◆ Activity
Write out all records as given; omit images.

◆ Given data
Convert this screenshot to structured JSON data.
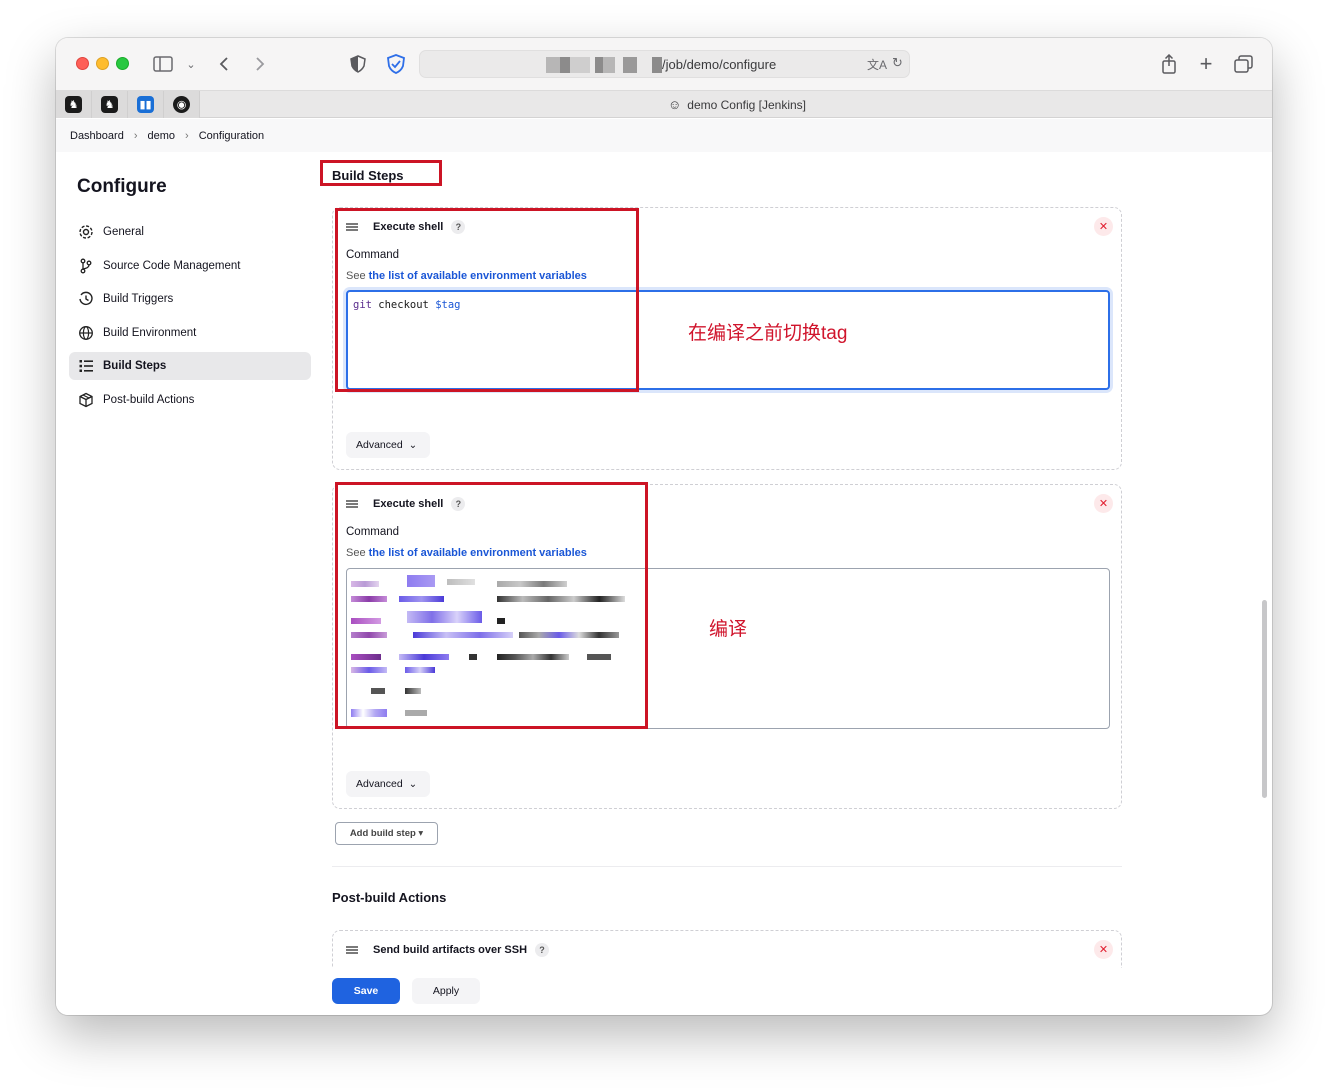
{
  "browser": {
    "url": "/job/demo/configure",
    "tab_title": "demo Config [Jenkins]"
  },
  "breadcrumb": [
    "Dashboard",
    "demo",
    "Configuration"
  ],
  "sidebar": {
    "title": "Configure",
    "items": [
      {
        "label": "General",
        "icon": "gear-icon"
      },
      {
        "label": "Source Code Management",
        "icon": "branch-icon"
      },
      {
        "label": "Build Triggers",
        "icon": "clock-icon"
      },
      {
        "label": "Build Environment",
        "icon": "globe-icon"
      },
      {
        "label": "Build Steps",
        "icon": "list-icon",
        "active": true
      },
      {
        "label": "Post-build Actions",
        "icon": "package-icon"
      }
    ]
  },
  "main": {
    "build_steps_title": "Build Steps",
    "steps": [
      {
        "title": "Execute shell",
        "help": "?",
        "command_label": "Command",
        "hint_prefix": "See ",
        "hint_link": "the list of available environment variables",
        "code_kw": "git",
        "code_text": " checkout ",
        "code_var": "$tag",
        "advanced": "Advanced",
        "annotation": "在编译之前切换tag"
      },
      {
        "title": "Execute shell",
        "help": "?",
        "command_label": "Command",
        "hint_prefix": "See ",
        "hint_link": "the list of available environment variables",
        "advanced": "Advanced",
        "annotation": "编译"
      }
    ],
    "add_build_step": "Add build step ▾",
    "post_build_title": "Post-build Actions",
    "post_build_step": {
      "title": "Send build artifacts over SSH",
      "help": "?"
    },
    "save": "Save",
    "apply": "Apply"
  },
  "colors": {
    "accent": "#1f63e0",
    "annotation": "#d0142c",
    "link": "#1a56d6"
  }
}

◆ Task output
Convert this screenshot to structured JSON data.
{
  "browser": {
    "url": "/job/demo/configure",
    "tab_title": "demo Config [Jenkins]"
  },
  "breadcrumb": [
    "Dashboard",
    "demo",
    "Configuration"
  ],
  "sidebar": {
    "title": "Configure",
    "items": [
      {
        "label": "General",
        "icon": "gear-icon"
      },
      {
        "label": "Source Code Management",
        "icon": "branch-icon"
      },
      {
        "label": "Build Triggers",
        "icon": "clock-icon"
      },
      {
        "label": "Build Environment",
        "icon": "globe-icon"
      },
      {
        "label": "Build Steps",
        "icon": "list-icon",
        "active": true
      },
      {
        "label": "Post-build Actions",
        "icon": "package-icon"
      }
    ]
  },
  "main": {
    "build_steps_title": "Build Steps",
    "steps": [
      {
        "title": "Execute shell",
        "help": "?",
        "command_label": "Command",
        "hint_prefix": "See ",
        "hint_link": "the list of available environment variables",
        "code_kw": "git",
        "code_text": " checkout ",
        "code_var": "$tag",
        "advanced": "Advanced",
        "annotation": "在编译之前切换tag"
      },
      {
        "title": "Execute shell",
        "help": "?",
        "command_label": "Command",
        "hint_prefix": "See ",
        "hint_link": "the list of available environment variables",
        "advanced": "Advanced",
        "annotation": "编译"
      }
    ],
    "add_build_step": "Add build step ▾",
    "post_build_title": "Post-build Actions",
    "post_build_step": {
      "title": "Send build artifacts over SSH",
      "help": "?"
    },
    "save": "Save",
    "apply": "Apply"
  },
  "colors": {
    "accent": "#1f63e0",
    "annotation": "#d0142c",
    "link": "#1a56d6"
  }
}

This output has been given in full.